by Suzy Subways
APRIL 2007 • Issue 4
A disaster that uproots large numbers of people causes an immediate public health emergency, and the effects continue to be felt if the damage isn’t quickly repaired. Soon after the hurricane, P. Gregg Greenough, MD, MPH and Thomas D. Kirsch, MD, MPH went a step further in an October 2005 New England Journal of Medicine commentary, observing that, “Given the ineffective response mechanisms that were in place, Katrina could become a public health catastrophe.” They cited potentially devastating sanitation and immunization problems, among other concerns. “The biggest health issue, however, was and will continue to be the inability of the displaced population to manage their chronic diseases,” they argued. “Katrina disproportionately affected the poorest residents of New Orleans, who did not have the health reserve or the access to care needed to absorb the blow of a breakdown of the local public health system. In the long run, the destruction of the public health and medical care infrastructure has the potential to be more devastating to the health of the population than the event itself.”
Before the hurricane, Charity Hospital’s respected HIV Outpatient (HOP) Clinic served about half of New Orleans’ 7,000 HIV-positive patients. Severely damaged by Katrina, the clinic closed for two months, then operated out of several temporary facilities. Rebecca Clark, MD, says, “Seventy percent of our patients experienced disruptions in their medications for a month or two.” This is far more than a temporary inconvenience, since it can lead to HIV drug resistance and dangerously weakened immune systems, increasing the risk of serious illness and death.
In its 2006 report Voices of the Storm: Health Experiences of Low-Income Katrina Survivors, the Kaiser Family Foundation, documented cases of lower CD4 cell counts due to medication disruptions. One resident of a group home said that her facility gave her only a three-day supply of her HIV medications when she was evacuated. An incarcerated man with HIV missed his medications when he was moved to another prison. An HIV-positive man with severe mental health needs lived on the streets for weeks after evacuation from his group home. These incidents illustrate what many people with HIV experienced when a major natural disaster was combined with a callous and inept government response.
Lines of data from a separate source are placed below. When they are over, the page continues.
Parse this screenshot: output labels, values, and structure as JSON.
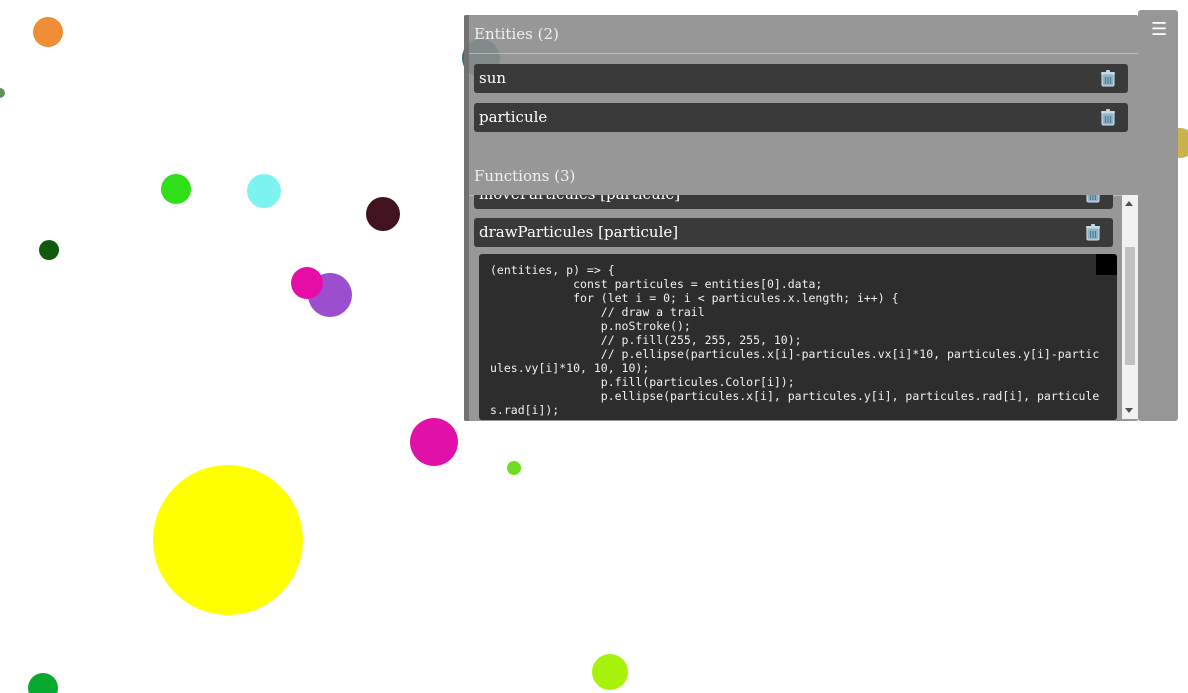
{
  "entities": {
    "title": "Entities (2)",
    "items": [
      {
        "label": "sun"
      },
      {
        "label": "particule"
      }
    ]
  },
  "functions": {
    "title": "Functions (3)",
    "items": [
      {
        "label": "moveParticules [particule]"
      },
      {
        "label": "drawParticules [particule]"
      }
    ],
    "code": "(entities, p) => {\n            const particules = entities[0].data;\n            for (let i = 0; i < particules.x.length; i++) {\n                // draw a trail\n                p.noStroke();\n                // p.fill(255, 255, 255, 10);\n                // p.ellipse(particules.x[i]-particules.vx[i]*10, particules.y[i]-particules.vy[i]*10, 10, 10);\n                p.fill(particules.Color[i]);\n                p.ellipse(particules.x[i], particules.y[i], particules.rad[i], particules.rad[i]);"
  },
  "menu": {
    "icon": "hamburger-icon",
    "glyph": "☰"
  },
  "icons": {
    "delete": "trash-icon"
  },
  "colors": {
    "panel_bg": "#8c8c8c",
    "item_bg": "#3a3a3a",
    "code_bg": "#2d2d2d"
  },
  "particles": [
    {
      "color": "#ef8e35"
    },
    {
      "color": "#5e8f5f"
    },
    {
      "color": "#2fdf18"
    },
    {
      "color": "#7df3f1"
    },
    {
      "color": "#41131f"
    },
    {
      "color": "#0f5a0d"
    },
    {
      "color": "#9b4fcf"
    },
    {
      "color": "#e70ca6"
    },
    {
      "color": "#2c6f86"
    },
    {
      "color": "#c8b34c"
    },
    {
      "color": "#e010a8"
    },
    {
      "color": "#70dc20"
    },
    {
      "color": "#ffff00"
    },
    {
      "color": "#07a92e"
    },
    {
      "color": "#a6f20a"
    }
  ]
}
Charity Hospital is now permanently closed. The HOP Clinic is back in its original location but shares the space with other clinics—and only half of its former patients have returned. Many no longer have homes to come back to.
Housing Crisis Increases HIV Risk
Following the hurricane, serious barriers made it difficult or impossible for people to return to their homes or obtain new housing. The lack of affordable housing in New Orleans has created new gaps in HIV prevention services, as many providers themselves haven’t come back. Five of the city’s ten community-based HIV prevention contractors went under in the wake of the storm due to the hurricane’s destruction and to staff not returning. Residents who have made it back are dealing with housing instability and stress, heightening their HIV risk, says Noel Twilbeck, co-chair of the Louisiana AIDS Advocacy Network and executive director of NO/AIDS Task Force. “When people are living in stressful situations, they have a tendency to engage in risky activities,” he says. “There are people living in houses that still don’t have walls up, waiting for repairs.”
HIV prevention worker Tamachia Davenport of St. John #5 Faith Church agrees: “Since Katrina, we’re seeing more high-risk behavior, people in recovery relapsing, doing things to pay their bills—they’re in survival mode, and that puts them at risk for HIV.” (Click here to read a recent interview with her father, Pastor Bruce Davenport, about the church’s efforts against HIV in post-Katrina New Orleans.)
For ten years, Tamachia Davenport has been handing out condoms in housing projects in the 7th ward, one of the neighborhoods most damaged by the hurricane. “Some people evacuated to the projects because they were some of the strongest buildings in the city—they’re made of stone and bricks,” she says. Yet the city has kept them fenced off and plans to tear down four of them, replacing them with “mixed income” housing. Davenport says, “People who were paying $100 or $200 a month, will now have to pay $600.” And most people can’t afford that monthly $600.
Housing activists have launched tent cities and building takeovers in protest. To many people from New Orleans, the government’s housing policies seem designed to keep low-income people from remaining in or returning to the city. New Orleans Times-Picayune columnist Lolis Elie, in a January 5, 2007, interview with psychiatrist and Root Shock author Mindy Fullilove, argues that his hometown is intentionally keeping poor people from coming home. Fullilove agrees. “There is definitely an attempt in New Orleans to label this as a moment of progress, meaning you can bar the poor from returning,” she told Elie. “I read this as a message of how society feels about people… It is a betrayal of a fundamental contract, as if your mother wanted to murder you.”